▶ [Assignment]:
Each record must appear in the answer exactly as it does in the data.
(The records)
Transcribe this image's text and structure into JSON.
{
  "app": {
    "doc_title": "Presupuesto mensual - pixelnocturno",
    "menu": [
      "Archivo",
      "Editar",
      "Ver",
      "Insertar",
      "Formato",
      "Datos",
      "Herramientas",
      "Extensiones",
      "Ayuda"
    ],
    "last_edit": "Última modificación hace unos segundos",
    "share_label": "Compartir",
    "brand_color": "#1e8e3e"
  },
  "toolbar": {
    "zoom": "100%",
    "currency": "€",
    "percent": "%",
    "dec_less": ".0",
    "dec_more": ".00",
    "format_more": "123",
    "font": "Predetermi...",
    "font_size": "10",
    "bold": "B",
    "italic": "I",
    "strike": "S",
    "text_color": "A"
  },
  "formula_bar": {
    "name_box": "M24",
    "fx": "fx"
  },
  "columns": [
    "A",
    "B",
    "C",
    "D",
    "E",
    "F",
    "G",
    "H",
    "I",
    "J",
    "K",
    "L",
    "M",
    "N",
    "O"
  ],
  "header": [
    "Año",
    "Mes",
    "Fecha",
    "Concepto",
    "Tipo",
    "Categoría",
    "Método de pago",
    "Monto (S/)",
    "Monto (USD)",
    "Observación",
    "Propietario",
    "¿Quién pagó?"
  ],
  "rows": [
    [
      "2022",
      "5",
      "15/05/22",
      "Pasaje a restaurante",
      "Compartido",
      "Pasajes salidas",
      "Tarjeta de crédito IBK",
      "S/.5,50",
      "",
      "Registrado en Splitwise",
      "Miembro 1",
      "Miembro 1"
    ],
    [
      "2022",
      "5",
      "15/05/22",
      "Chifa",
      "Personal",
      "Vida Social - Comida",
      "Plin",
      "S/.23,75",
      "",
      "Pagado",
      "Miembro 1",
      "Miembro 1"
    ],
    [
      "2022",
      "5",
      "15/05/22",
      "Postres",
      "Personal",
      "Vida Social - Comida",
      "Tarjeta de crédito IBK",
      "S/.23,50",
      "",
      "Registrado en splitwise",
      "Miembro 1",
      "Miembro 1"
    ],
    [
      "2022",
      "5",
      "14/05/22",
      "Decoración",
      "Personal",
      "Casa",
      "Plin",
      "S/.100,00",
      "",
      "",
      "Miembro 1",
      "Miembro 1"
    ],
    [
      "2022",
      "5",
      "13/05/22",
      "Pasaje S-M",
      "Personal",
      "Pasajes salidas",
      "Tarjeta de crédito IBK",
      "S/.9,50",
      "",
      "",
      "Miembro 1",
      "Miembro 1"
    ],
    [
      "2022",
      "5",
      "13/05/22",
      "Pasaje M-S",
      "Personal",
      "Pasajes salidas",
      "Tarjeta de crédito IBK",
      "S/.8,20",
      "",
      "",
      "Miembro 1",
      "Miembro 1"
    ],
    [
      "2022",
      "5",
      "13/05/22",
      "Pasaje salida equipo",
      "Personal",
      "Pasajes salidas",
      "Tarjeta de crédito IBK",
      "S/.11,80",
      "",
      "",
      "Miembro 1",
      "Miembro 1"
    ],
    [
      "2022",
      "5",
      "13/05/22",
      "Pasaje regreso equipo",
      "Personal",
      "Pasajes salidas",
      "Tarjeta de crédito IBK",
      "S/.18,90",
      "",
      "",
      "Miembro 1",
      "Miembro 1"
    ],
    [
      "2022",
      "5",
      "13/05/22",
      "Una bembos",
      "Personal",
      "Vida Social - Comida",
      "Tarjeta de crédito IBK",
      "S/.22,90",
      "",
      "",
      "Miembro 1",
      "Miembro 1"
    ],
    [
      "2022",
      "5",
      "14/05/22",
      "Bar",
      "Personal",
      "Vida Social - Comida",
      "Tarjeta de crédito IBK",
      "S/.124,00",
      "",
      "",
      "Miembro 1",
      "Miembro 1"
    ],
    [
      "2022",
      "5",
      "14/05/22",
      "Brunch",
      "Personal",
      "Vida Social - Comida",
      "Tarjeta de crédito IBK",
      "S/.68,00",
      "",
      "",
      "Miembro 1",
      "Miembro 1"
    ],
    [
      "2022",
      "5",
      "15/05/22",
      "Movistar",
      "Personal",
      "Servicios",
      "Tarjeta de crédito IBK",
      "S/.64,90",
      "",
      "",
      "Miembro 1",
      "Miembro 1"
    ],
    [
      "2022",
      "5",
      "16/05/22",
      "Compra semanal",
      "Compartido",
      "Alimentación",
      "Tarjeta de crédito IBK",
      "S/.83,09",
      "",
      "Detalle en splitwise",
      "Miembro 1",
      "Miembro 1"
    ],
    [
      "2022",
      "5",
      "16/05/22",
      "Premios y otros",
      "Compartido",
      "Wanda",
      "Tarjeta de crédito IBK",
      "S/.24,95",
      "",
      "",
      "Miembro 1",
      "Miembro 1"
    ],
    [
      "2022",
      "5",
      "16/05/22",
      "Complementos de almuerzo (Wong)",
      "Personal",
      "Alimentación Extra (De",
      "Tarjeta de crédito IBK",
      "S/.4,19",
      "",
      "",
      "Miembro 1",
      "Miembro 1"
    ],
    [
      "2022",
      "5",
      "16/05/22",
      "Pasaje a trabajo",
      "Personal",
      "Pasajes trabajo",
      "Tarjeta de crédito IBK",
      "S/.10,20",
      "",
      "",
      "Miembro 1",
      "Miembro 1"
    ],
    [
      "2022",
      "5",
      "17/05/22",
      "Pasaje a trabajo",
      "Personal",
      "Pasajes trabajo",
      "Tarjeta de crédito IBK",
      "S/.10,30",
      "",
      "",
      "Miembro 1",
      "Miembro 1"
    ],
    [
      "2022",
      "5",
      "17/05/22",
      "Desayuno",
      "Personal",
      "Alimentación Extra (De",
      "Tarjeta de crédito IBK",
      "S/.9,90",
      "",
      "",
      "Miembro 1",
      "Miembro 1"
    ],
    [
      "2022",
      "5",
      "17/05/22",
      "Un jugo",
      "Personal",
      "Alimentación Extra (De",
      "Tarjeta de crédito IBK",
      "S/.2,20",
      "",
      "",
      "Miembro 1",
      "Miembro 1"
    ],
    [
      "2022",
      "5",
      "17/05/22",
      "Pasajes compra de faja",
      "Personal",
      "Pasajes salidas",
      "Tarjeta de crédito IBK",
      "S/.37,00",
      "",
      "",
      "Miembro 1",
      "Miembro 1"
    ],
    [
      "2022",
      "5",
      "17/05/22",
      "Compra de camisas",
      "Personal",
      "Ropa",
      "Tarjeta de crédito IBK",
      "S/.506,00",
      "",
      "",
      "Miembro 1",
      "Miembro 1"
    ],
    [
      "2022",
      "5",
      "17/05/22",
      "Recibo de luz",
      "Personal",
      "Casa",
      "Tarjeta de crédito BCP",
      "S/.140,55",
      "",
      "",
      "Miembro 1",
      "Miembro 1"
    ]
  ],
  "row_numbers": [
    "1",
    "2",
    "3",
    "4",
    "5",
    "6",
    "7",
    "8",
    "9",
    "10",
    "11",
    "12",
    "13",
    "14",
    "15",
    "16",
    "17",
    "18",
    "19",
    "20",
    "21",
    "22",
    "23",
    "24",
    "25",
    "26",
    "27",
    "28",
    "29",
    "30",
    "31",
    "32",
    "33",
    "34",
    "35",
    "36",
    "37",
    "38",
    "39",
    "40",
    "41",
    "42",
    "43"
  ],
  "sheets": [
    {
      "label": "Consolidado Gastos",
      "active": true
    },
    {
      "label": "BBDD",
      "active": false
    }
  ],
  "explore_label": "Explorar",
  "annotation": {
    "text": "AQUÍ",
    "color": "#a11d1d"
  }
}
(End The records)
▶ [Result for this task]:
Transcribe this image's text and structure into JSON.
{
  "app": {
    "doc_title": "Presupuesto mensual - pixelnocturno",
    "menu": [
      "Archivo",
      "Editar",
      "Ver",
      "Insertar",
      "Formato",
      "Datos",
      "Herramientas",
      "Extensiones",
      "Ayuda"
    ],
    "last_edit": "Última modificación hace unos segundos",
    "share_label": "Compartir",
    "brand_color": "#1e8e3e"
  },
  "toolbar": {
    "zoom": "100%",
    "currency": "€",
    "percent": "%",
    "dec_less": ".0",
    "dec_more": ".00",
    "format_more": "123",
    "font": "Predetermi...",
    "font_size": "10",
    "bold": "B",
    "italic": "I",
    "strike": "S",
    "text_color": "A"
  },
  "formula_bar": {
    "name_box": "M24",
    "fx": "fx"
  },
  "columns": [
    "A",
    "B",
    "C",
    "D",
    "E",
    "F",
    "G",
    "H",
    "I",
    "J",
    "K",
    "L",
    "M",
    "N",
    "O"
  ],
  "header": [
    "Año",
    "Mes",
    "Fecha",
    "Concepto",
    "Tipo",
    "Categoría",
    "Método de pago",
    "Monto (S/)",
    "Monto (USD)",
    "Observación",
    "Propietario",
    "¿Quién pagó?"
  ],
  "rows": [
    [
      "2022",
      "5",
      "15/05/22",
      "Pasaje a restaurante",
      "Compartido",
      "Pasajes salidas",
      "Tarjeta de crédito IBK",
      "S/.5,50",
      "",
      "Registrado en Splitwise",
      "Miembro 1",
      "Miembro 1"
    ],
    [
      "2022",
      "5",
      "15/05/22",
      "Chifa",
      "Personal",
      "Vida Social - Comida",
      "Plin",
      "S/.23,75",
      "",
      "Pagado",
      "Miembro 1",
      "Miembro 1"
    ],
    [
      "2022",
      "5",
      "15/05/22",
      "Postres",
      "Personal",
      "Vida Social - Comida",
      "Tarjeta de crédito IBK",
      "S/.23,50",
      "",
      "Registrado en splitwise",
      "Miembro 1",
      "Miembro 1"
    ],
    [
      "2022",
      "5",
      "14/05/22",
      "Decoración",
      "Personal",
      "Casa",
      "Plin",
      "S/.100,00",
      "",
      "",
      "Miembro 1",
      "Miembro 1"
    ],
    [
      "2022",
      "5",
      "13/05/22",
      "Pasaje S-M",
      "Personal",
      "Pasajes salidas",
      "Tarjeta de crédito IBK",
      "S/.9,50",
      "",
      "",
      "Miembro 1",
      "Miembro 1"
    ],
    [
      "2022",
      "5",
      "13/05/22",
      "Pasaje M-S",
      "Personal",
      "Pasajes salidas",
      "Tarjeta de crédito IBK",
      "S/.8,20",
      "",
      "",
      "Miembro 1",
      "Miembro 1"
    ],
    [
      "2022",
      "5",
      "13/05/22",
      "Pasaje salida equipo",
      "Personal",
      "Pasajes salidas",
      "Tarjeta de crédito IBK",
      "S/.11,80",
      "",
      "",
      "Miembro 1",
      "Miembro 1"
    ],
    [
      "2022",
      "5",
      "13/05/22",
      "Pasaje regreso equipo",
      "Personal",
      "Pasajes salidas",
      "Tarjeta de crédito IBK",
      "S/.18,90",
      "",
      "",
      "Miembro 1",
      "Miembro 1"
    ],
    [
      "2022",
      "5",
      "13/05/22",
      "Una bembos",
      "Personal",
      "Vida Social - Comida",
      "Tarjeta de crédito IBK",
      "S/.22,90",
      "",
      "",
      "Miembro 1",
      "Miembro 1"
    ],
    [
      "2022",
      "5",
      "14/05/22",
      "Bar",
      "Personal",
      "Vida Social - Comida",
      "Tarjeta de crédito IBK",
      "S/.124,00",
      "",
      "",
      "Miembro 1",
      "Miembro 1"
    ],
    [
      "2022",
      "5",
      "14/05/22",
      "Brunch",
      "Personal",
      "Vida Social - Comida",
      "Tarjeta de crédito IBK",
      "S/.68,00",
      "",
      "",
      "Miembro 1",
      "Miembro 1"
    ],
    [
      "2022",
      "5",
      "15/05/22",
      "Movistar",
      "Personal",
      "Servicios",
      "Tarjeta de crédito IBK",
      "S/.64,90",
      "",
      "",
      "Miembro 1",
      "Miembro 1"
    ],
    [
      "2022",
      "5",
      "16/05/22",
      "Compra semanal",
      "Compartido",
      "Alimentación",
      "Tarjeta de crédito IBK",
      "S/.83,09",
      "",
      "Detalle en splitwise",
      "Miembro 1",
      "Miembro 1"
    ],
    [
      "2022",
      "5",
      "16/05/22",
      "Premios y otros",
      "Compartido",
      "Wanda",
      "Tarjeta de crédito IBK",
      "S/.24,95",
      "",
      "",
      "Miembro 1",
      "Miembro 1"
    ],
    [
      "2022",
      "5",
      "16/05/22",
      "Complementos de almuerzo (Wong)",
      "Personal",
      "Alimentación Extra (De",
      "Tarjeta de crédito IBK",
      "S/.4,19",
      "",
      "",
      "Miembro 1",
      "Miembro 1"
    ],
    [
      "2022",
      "5",
      "16/05/22",
      "Pasaje a trabajo",
      "Personal",
      "Pasajes trabajo",
      "Tarjeta de crédito IBK",
      "S/.10,20",
      "",
      "",
      "Miembro 1",
      "Miembro 1"
    ],
    [
      "2022",
      "5",
      "17/05/22",
      "Pasaje a trabajo",
      "Personal",
      "Pasajes trabajo",
      "Tarjeta de crédito IBK",
      "S/.10,30",
      "",
      "",
      "Miembro 1",
      "Miembro 1"
    ],
    [
      "2022",
      "5",
      "17/05/22",
      "Desayuno",
      "Personal",
      "Alimentación Extra (De",
      "Tarjeta de crédito IBK",
      "S/.9,90",
      "",
      "",
      "Miembro 1",
      "Miembro 1"
    ],
    [
      "2022",
      "5",
      "17/05/22",
      "Un jugo",
      "Personal",
      "Alimentación Extra (De",
      "Tarjeta de crédito IBK",
      "S/.2,20",
      "",
      "",
      "Miembro 1",
      "Miembro 1"
    ],
    [
      "2022",
      "5",
      "17/05/22",
      "Pasajes compra de faja",
      "Personal",
      "Pasajes salidas",
      "Tarjeta de crédito IBK",
      "S/.37,00",
      "",
      "",
      "Miembro 1",
      "Miembro 1"
    ],
    [
      "2022",
      "5",
      "17/05/22",
      "Compra de camisas",
      "Personal",
      "Ropa",
      "Tarjeta de crédito IBK",
      "S/.506,00",
      "",
      "",
      "Miembro 1",
      "Miembro 1"
    ],
    [
      "2022",
      "5",
      "17/05/22",
      "Recibo de luz",
      "Personal",
      "Casa",
      "Tarjeta de crédito BCP",
      "S/.140,55",
      "",
      "",
      "Miembro 1",
      "Miembro 1"
    ]
  ],
  "row_numbers": [
    "1",
    "2",
    "3",
    "4",
    "5",
    "6",
    "7",
    "8",
    "9",
    "10",
    "11",
    "12",
    "13",
    "14",
    "15",
    "16",
    "17",
    "18",
    "19",
    "20",
    "21",
    "22",
    "23",
    "24",
    "25",
    "26",
    "27",
    "28",
    "29",
    "30",
    "31",
    "32",
    "33",
    "34",
    "35",
    "36",
    "37",
    "38",
    "39",
    "40",
    "41",
    "42",
    "43"
  ],
  "sheets": [
    {
      "label": "Consolidado Gastos",
      "active": true
    },
    {
      "label": "BBDD",
      "active": false
    }
  ],
  "explore_label": "Explorar",
  "annotation": {
    "text": "AQUÍ",
    "color": "#a11d1d"
  }
}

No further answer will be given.